*** Begin section ***

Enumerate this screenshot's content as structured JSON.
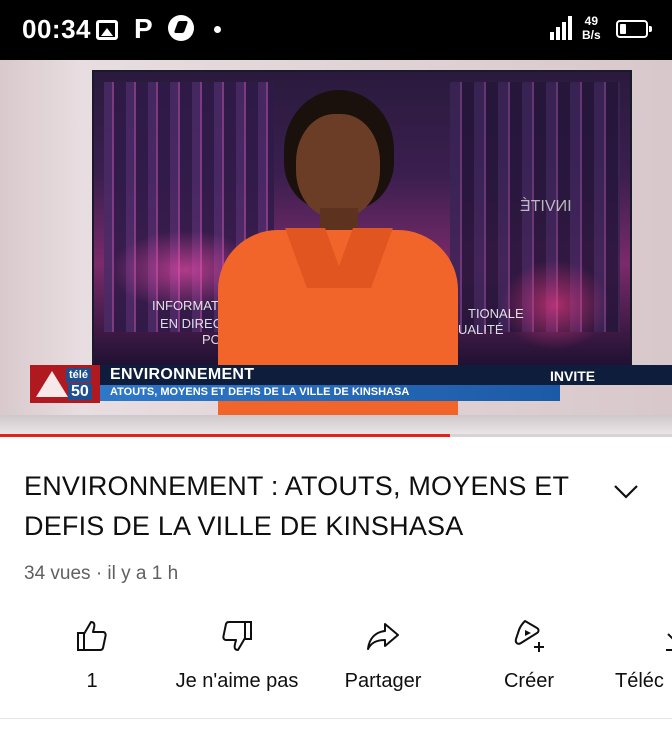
{
  "status_bar": {
    "time": "00:34",
    "net_speed_value": "49",
    "net_speed_unit": "B/s",
    "icons": [
      "gallery-icon",
      "p-app-icon",
      "bird-app-icon",
      "dot-icon",
      "signal-icon",
      "battery-icon"
    ]
  },
  "video": {
    "background_texts": [
      "INFORMAT",
      "EN DIREC",
      "PO",
      "TIONALE",
      "UALITÉ"
    ],
    "background_mirror_text": "INVITÉ",
    "lower_third": {
      "channel_brand": "télé",
      "channel_number": "50",
      "title": "ENVIRONNEMENT",
      "subtitle": "ATOUTS, MOYENS ET DEFIS DE LA VILLE DE KINSHASA",
      "tag": "INVITE"
    },
    "progress": 0.67,
    "accent_color": "#e62117"
  },
  "info": {
    "title": "ENVIRONNEMENT : ATOUTS, MOYENS ET DEFIS DE LA VILLE DE KINSHASA",
    "meta": "34 vues · il y a 1 h"
  },
  "actions": [
    {
      "icon": "thumbs-up-icon",
      "label": "1"
    },
    {
      "icon": "thumbs-down-icon",
      "label": "Je n'aime pas"
    },
    {
      "icon": "share-icon",
      "label": "Partager"
    },
    {
      "icon": "remix-icon",
      "label": "Créer"
    },
    {
      "icon": "download-icon",
      "label": "Téléc"
    }
  ]
}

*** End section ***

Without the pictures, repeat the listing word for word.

Response for this exercise:
Enumerate this screenshot's content as structured JSON.
{
  "status_bar": {
    "time": "00:34",
    "net_speed_value": "49",
    "net_speed_unit": "B/s",
    "icons": [
      "gallery-icon",
      "p-app-icon",
      "bird-app-icon",
      "dot-icon",
      "signal-icon",
      "battery-icon"
    ]
  },
  "video": {
    "background_texts": [
      "INFORMAT",
      "EN DIREC",
      "PO",
      "TIONALE",
      "UALITÉ"
    ],
    "background_mirror_text": "INVITÉ",
    "lower_third": {
      "channel_brand": "télé",
      "channel_number": "50",
      "title": "ENVIRONNEMENT",
      "subtitle": "ATOUTS, MOYENS ET DEFIS DE LA VILLE DE KINSHASA",
      "tag": "INVITE"
    },
    "progress": 0.67,
    "accent_color": "#e62117"
  },
  "info": {
    "title": "ENVIRONNEMENT : ATOUTS, MOYENS ET DEFIS DE LA VILLE DE KINSHASA",
    "meta": "34 vues · il y a 1 h"
  },
  "actions": [
    {
      "icon": "thumbs-up-icon",
      "label": "1"
    },
    {
      "icon": "thumbs-down-icon",
      "label": "Je n'aime pas"
    },
    {
      "icon": "share-icon",
      "label": "Partager"
    },
    {
      "icon": "remix-icon",
      "label": "Créer"
    },
    {
      "icon": "download-icon",
      "label": "Téléc"
    }
  ]
}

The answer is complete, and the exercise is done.